For this church:
Newark and Southwell Deanery
There is no mention of a church for Edingley in Domesday Book; it is likely to date from the 12th century and is Grade II* listed. The building is situated in the middle of the small village of Edingley near Southwell, and today consists of a simple form of nave and chancel with a turret with two bells, one probably 14th or early 15th century, though it formerly had a small west tower.
The church appears, for much of its life, to have been a prebend of Southwell Minster and thus fell under its influence as part of the Peculiar.
Archbishop Herring's Visitation Returns of 1743 recorded 'Eddingley' as one of a number of parishes that had made no Return to the Archbishop.

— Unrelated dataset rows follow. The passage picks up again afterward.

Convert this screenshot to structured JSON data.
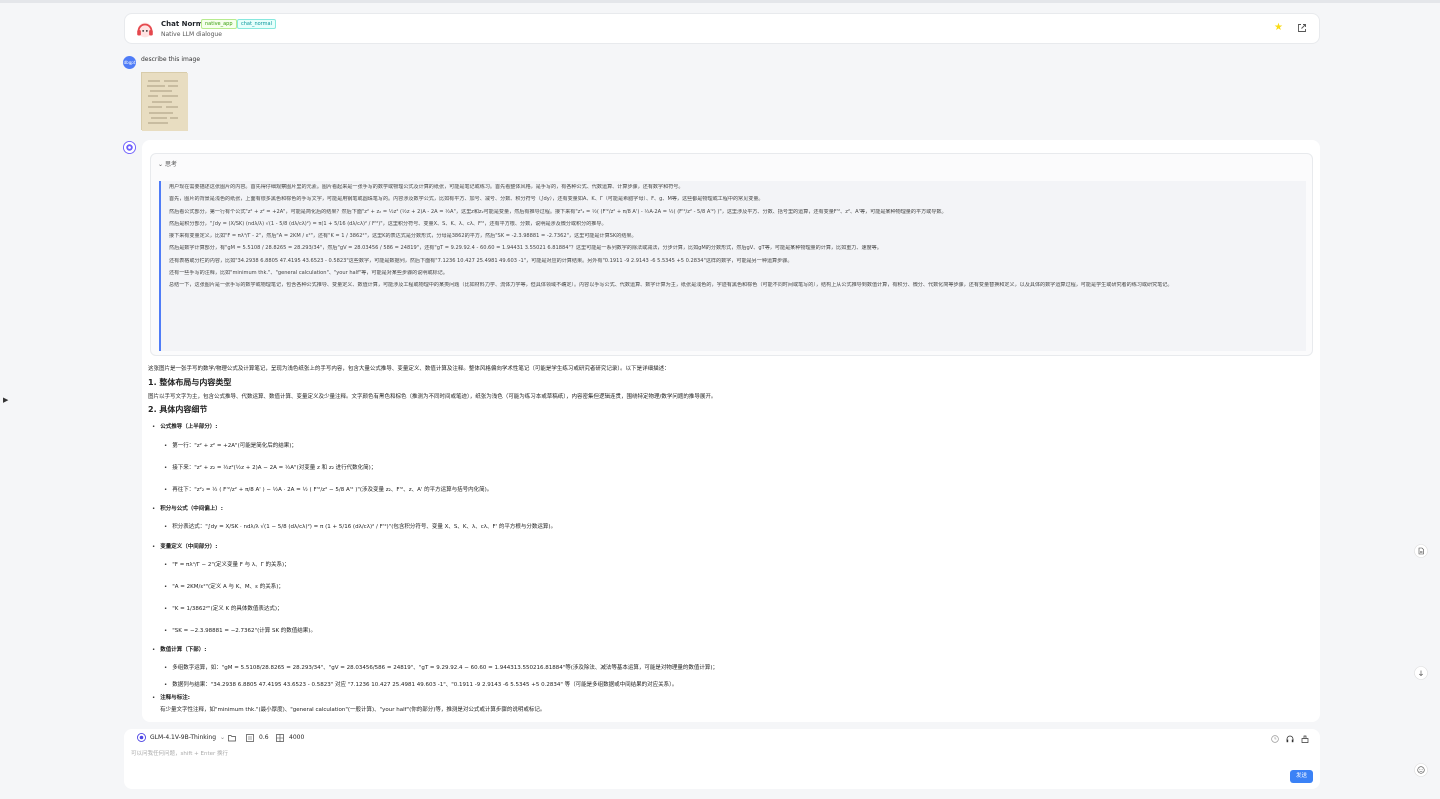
{
  "header": {
    "title": "Chat Normal",
    "tags": [
      "native_app",
      "chat_normal"
    ],
    "subtitle": "Native LLM dialogue"
  },
  "user": {
    "avatar_text": "dbgpt",
    "message": "describe this image"
  },
  "think": {
    "label": "思考",
    "paragraphs": [
      "用户现在需要描述这张图片的内容。首先得仔细观察图片里的元素。图片看起来是一张手写的数学或物理公式及计算的纸张，可能是笔记或练习。首先看整体风格，是手写的，有各种公式、代数运算、计算步骤，还有数字和符号。",
      "首先，图片的背景是浅色的纸张，上面有很多黑色和棕色的手写文字，可能是用钢笔或圆珠笔写的。内容涉及数学公式，比如有平方、加号、减号、分数、积分符号（∫dy），还有变量如A、K、Γ（可能是希腊字母）、F、g、M等，这些都是物理或工程中的常见变量。",
      "然后看公式部分，第一行有个公式\"z² + z² = +2A\"，可能是简化后的结果？然后下面\"z² + z₂ = ½z² (½z + 2)A - 2A = ½A\"，这里z和z₂可能是变量，然后有推导过程。接下来有\"z²₂ = ½( (F'²/z² + π/8 A') - ½A·2A = ½( (F'²/z² - 5/8 A'²) )\"，这里涉及平方、分数、括号里的运算，还有变量F'²、z²、A'等，可能是某种物理量的平方或导数。",
      "然后是积分部分，\"∫dy = (X/SK) (ndλ/λ) √(1 - 5/8 (dλ/cλ)²) = π(1 + 5/16 (dλ/cλ)² / F'²)\"，这里积分符号、变量X、S、K、λ、cλ、F'²，还有平方根、分数，说明是涉及微分或积分的推导。",
      "接下来有变量定义，比如\"F = πλ⁴/Γ - 2\"，然后\"A = 2KM / ε²\"，还有\"K = 1 / 3862²\"，这里K的表达式是分数形式，分母是3862的平方，然后\"SK = -2.3.98881 = -2.7362\"，这里可能是计算SK的结果。",
      "然后是数字计算部分，有\"gM = 5.5108 / 28.8265 = 28.293/34\"，然后\"gV = 28.03456 / 586 = 24819\"，还有\"gT = 9.29.92.4 - 60.60 = 1.94431 3.55021 6.81884\"？这里可能是一系列数字的除法或减法，分步计算，比如gM的分数形式，然后gV、gT等，可能是某种物理量的计算，比如重力、速度等。",
      "还有表格或分栏的内容，比如\"34.2938 6.8805 47.4195 43.6523 - 0.5823\"这些数字，可能是数据列，然后下面有\"7.1236 10.427 25.4981 49.603 -1\"，可能是对应的计算结果。另外有\"0.1911 -9 2.9143 -6 5.5345 +5 0.2834\"这样的数字，可能是另一种运算步骤。",
      "还有一些手写的注释，比如\"minimum thk.\"、\"general calculation\"、\"your half\"等，可能是对某些步骤的说明或标记。",
      "总结一下，这张图片是一张手写的数学或物理笔记，包含各种公式推导、变量定义、数值计算，可能涉及工程或物理中的某类问题（比如材料力学、流体力学等，但具体领域不确定）。内容以手写公式、代数运算、数字计算为主，纸张是浅色的，字迹有黑色和棕色（可能不同时间或笔写的），结构上从公式推导到数值计算，有积分、微分、代数化简等步骤，还有变量替换和定义，以及具体的数字运算过程，可能是学生或研究者的练习或研究笔记。"
    ]
  },
  "content": {
    "intro": "这张图片是一张手写的数学/物理公式及计算笔记，呈现为浅色纸张上的手写内容，包含大量公式推导、变量定义、数值计算及注释。整体风格偏向学术性笔记（可能是学生练习或研究者研究记录）。以下是详细描述：",
    "h1": "1. 整体布局与内容类型",
    "p1": "图片以手写文字为主，包含公式推导、代数运算、数值计算、变量定义及少量注释。文字颜色有黑色和棕色（推测为不同时间或笔迹），纸张为浅色（可能为练习本或草稿纸），内容密集但逻辑连贯，围绕特定物理/数学问题的推导展开。",
    "h2": "2. 具体内容细节",
    "s1": "公式推导（上半部分）:",
    "s1_items": [
      "第一行：\"z² + z² = +2A\"(可能是简化后的结果)；",
      "接下来：\"z² + z₂ = ½z²(½z + 2)A − 2A = ½A\"(对变量 z 和 z₂ 进行代数化简)；",
      "再往下：\"z²₂ = ½ ( F'²/z² + π/8 A' ) − ½A · 2A = ½ ( F'²/z² − 5/8 A'² )\"(涉及变量 z₂、F'²、z、A' 的平方运算与括号内化简)。"
    ],
    "s2": "积分与公式（中间偏上）:",
    "s2_items": [
      "积分表达式：\"∫dy = X/SK · ndλ/λ √(1 − 5/8 (dλ/cλ)²) = π (1 + 5/16 (dλ/cλ)² / F'²)\"(包含积分符号、变量 X、S、K、λ、cλ、F' 的平方根与分数运算)。"
    ],
    "s3": "变量定义（中间部分）:",
    "s3_items": [
      "\"F = πλ⁴/Γ − 2\"(定义变量 F 与 λ、Γ 的关系)；",
      "\"A = 2KM/ε²\"(定义 A 与 K、M、ε 的关系)；",
      "\"K = 1/3862²\"(定义 K 的具体数值表达式)；",
      "\"SK = −2.3.98881 = −2.7362\"(计算 SK 的数值结果)。"
    ],
    "s4": "数值计算（下部）:",
    "s4_items": [
      "多组数字运算，如：\"gM = 5.5108/28.8265 = 28.293/34\"、\"gV = 28.03456/586 = 24819\"、\"gT = 9.29.92.4 − 60.60 = 1.944313.550216.81884\"等(涉及除法、减法等基本运算，可能是对物理量的数值计算)；",
      "数据列与结果：\"34.2938 6.8805 47.4195 43.6523 - 0.5823\" 对应 \"7.1236 10.427 25.4981 49.603 -1\"、\"0.1911 -9 2.9143 -6 5.5345 +5 0.2834\" 等（可能是多组数据或中间结果的对应关系）。"
    ],
    "s5": "注释与标注:",
    "p5": "有少量文字性注释，如\"minimum thk.\"(最小厚度)、\"general calculation\"(一般计算)、\"your half\"(你的部分)等，推测是对公式或计算步骤的说明或标记。"
  },
  "composer": {
    "model": "GLM-4.1V-9B-Thinking",
    "temperature": "0.6",
    "max_tokens": "4000",
    "placeholder": "可以问我任何问题，shift + Enter 换行",
    "send_label": "发送"
  },
  "colors": {
    "accent": "#3b82f6",
    "star": "#fadb14",
    "think_border": "#4f7cf7"
  }
}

A 1773 sketch shows a view from the north of the church in open land with a north porch, flat roof with parapet and wooden top to a west tower. The church has undergone many changes over the years, with the chancel being rebuilt in 1844 and extensive rebuilding and reordering works in the 1890s.
Particular thanks to Alan Wahlers for research on this entry